But Why Does This Make Thor Worthy?
What does this have to do with worthiness, though? As we said, selflessness and sacrifice are obvious heroic virtues, but what is particularly virtuous about “doing without thinking”? One possible explanation is that action performed this way is not based on conscious deliberation, but rather an instinctive reaction based on a person’s core character traits. If the resulting action is selfless, courageous, or “noble,” it serves as evidence that those traits have been successfully cultivated.
Think of the movie Captain America: The First Avenger (2011), when scrawny Private Steve Rogers instinctively jumps on the grenade during basic training, not knowing it was a dud. He didn’t think about it—it was just “in him” to do it, and that showed that he was worthy of receiving the Super-Soldier Serum and Vita-Rays that transformed into Captain America.4 The fact that Thor doesn’t have to think about risking his life to save Sif or Freyja shows that doing so is a reflection of who he has become—and that person (or god) can truly be said to be worthy.
In the next post, we’ll talk about the person who picked up the hammer after the Odinson was declared unworthy, and how both of them confronted the question of who decides if one is worthy.
1. Mark D. White, A Philosopher Reads Marvel Comics' Thor: If They Be Worthy (Ockham Publishing 2022).
2. Lao-Tzu, Tao Te Ching, Chapter 63, in Thomas Cleary (ed. and trans.), The Taoist Classics Volume One (Boston: Shambala, 1990), p. 38.
3. For more examples of the relevance of wei wu wei today, and how it relates to both modern psychology and neuroscience, see Edward Slingerland’s book Trying Not to Try: Ancient China, Modern Science, and the Power of Spontaneity (New York: Crown, 2015).

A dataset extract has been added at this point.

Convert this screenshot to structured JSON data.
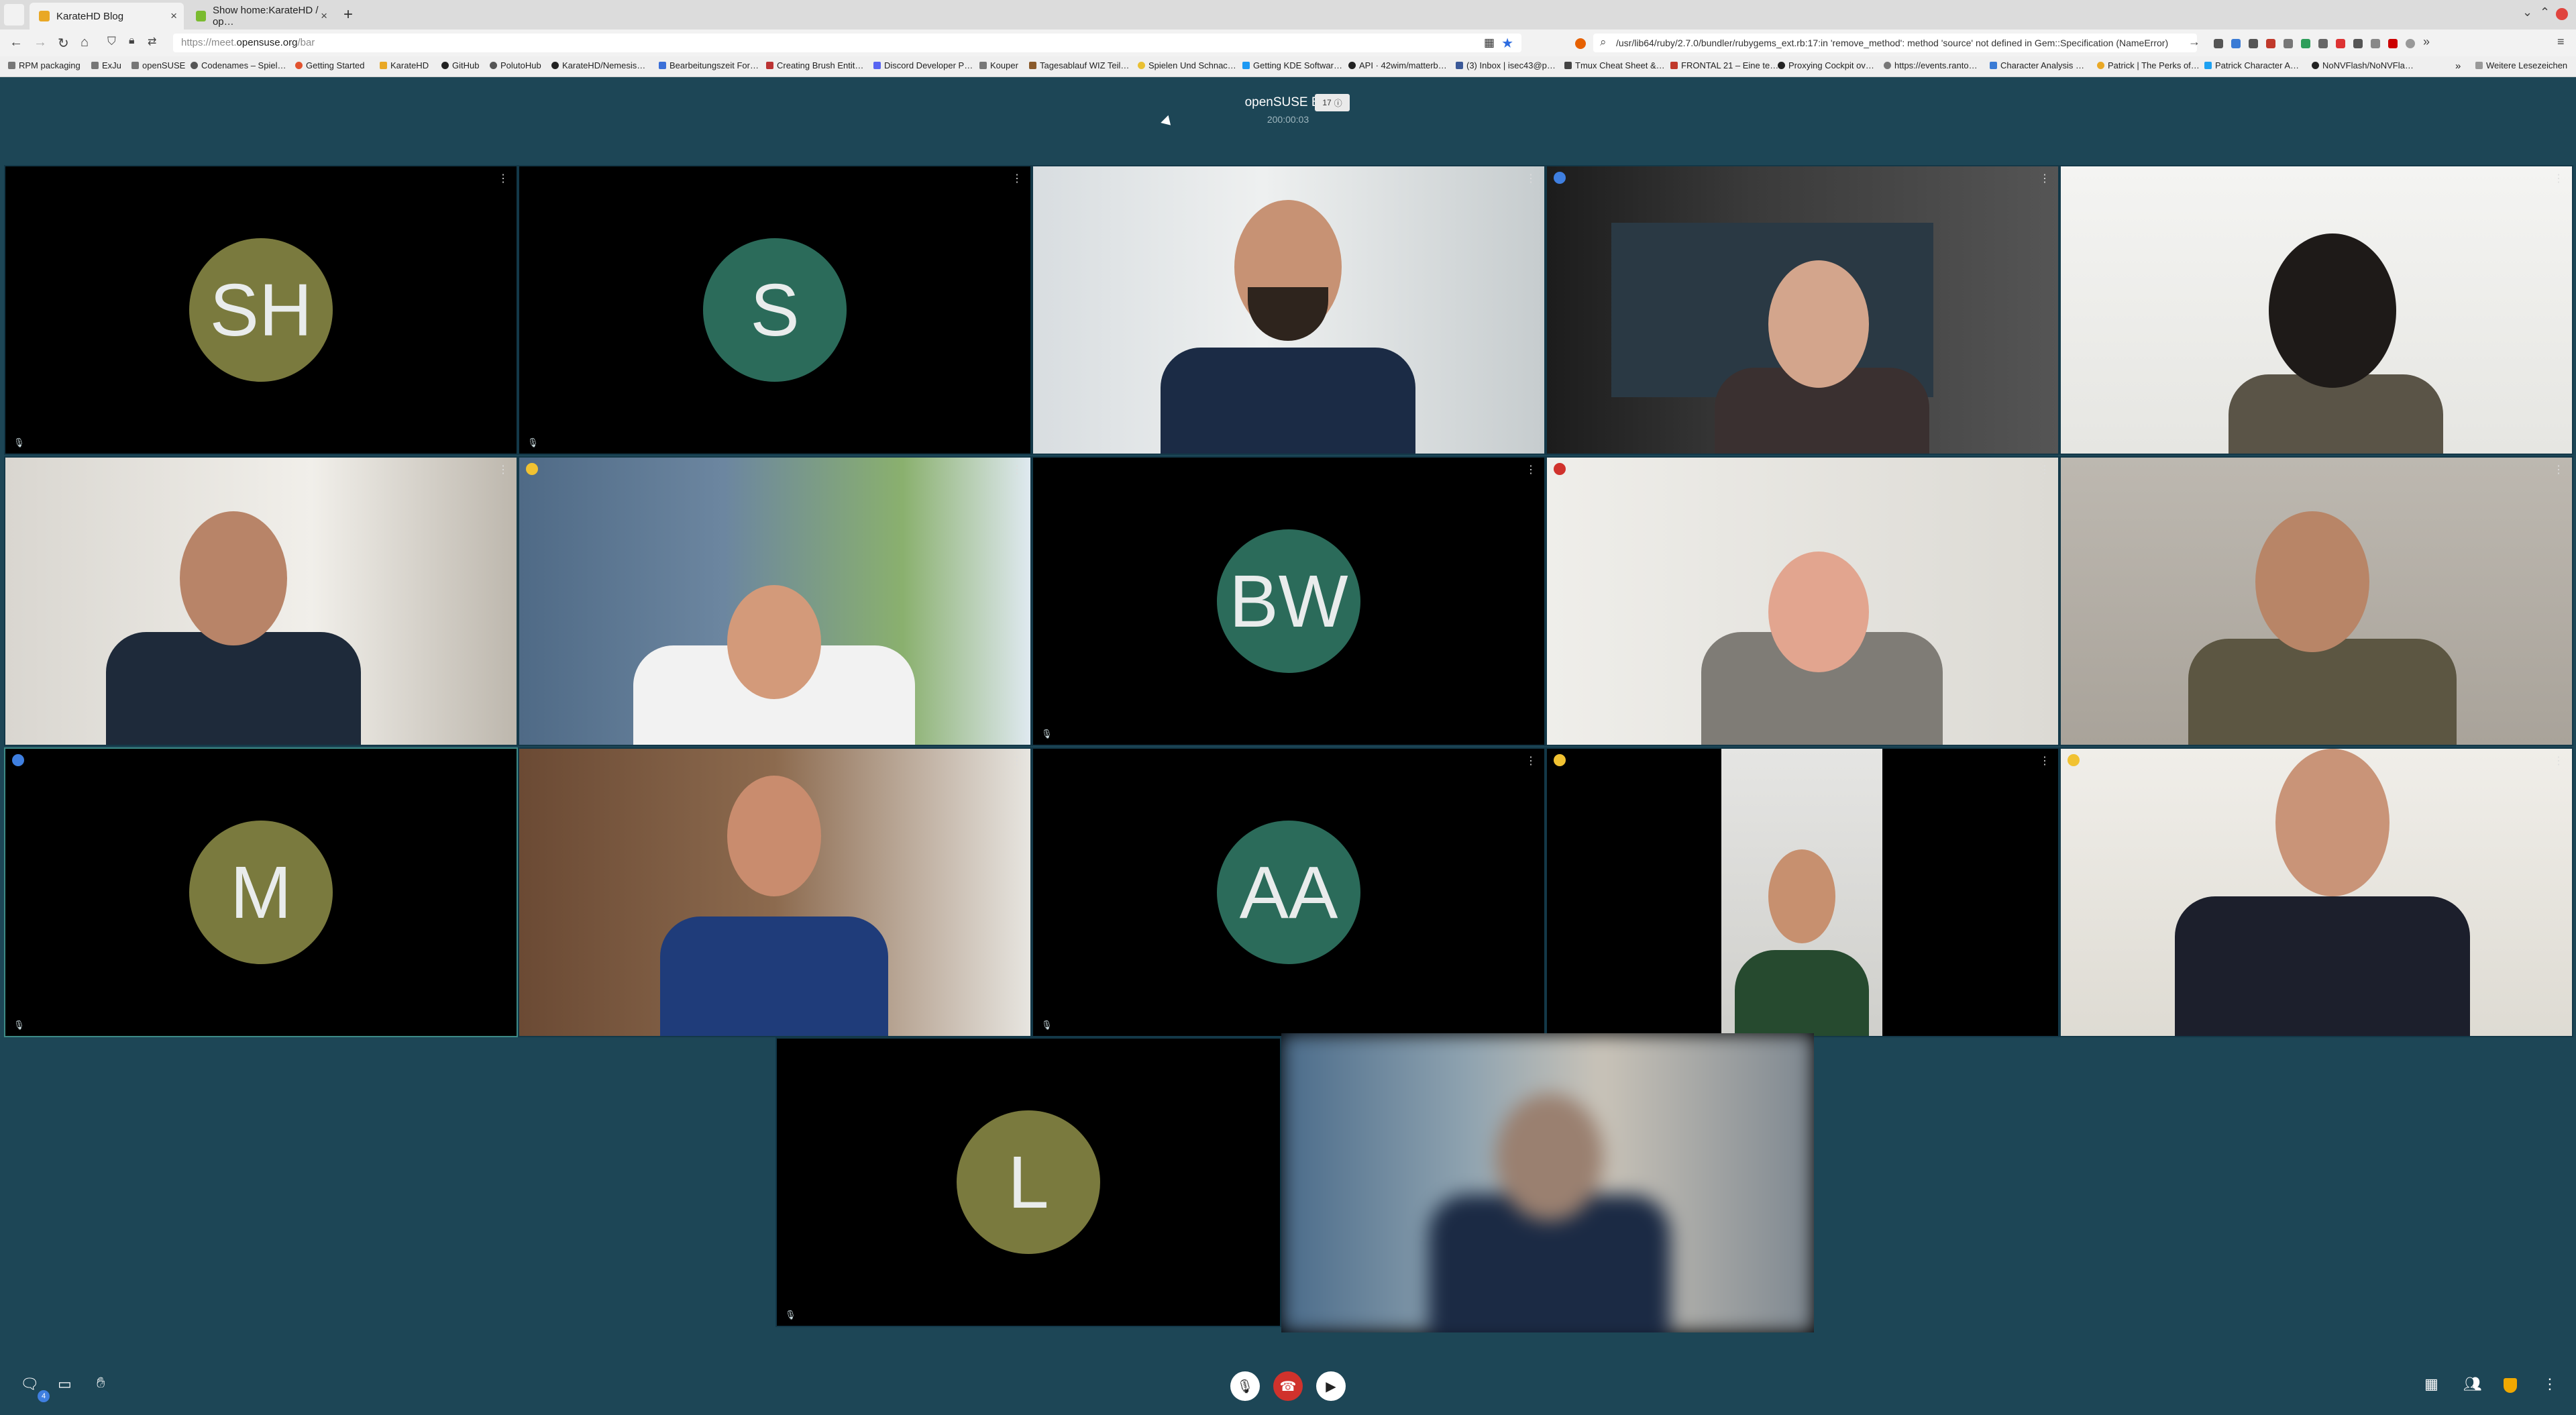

4. For more, see my book The Virtues of Captain America: Modern-Day Lessons on Character from a World War II Superhero (Wiley Blackwell, 2014).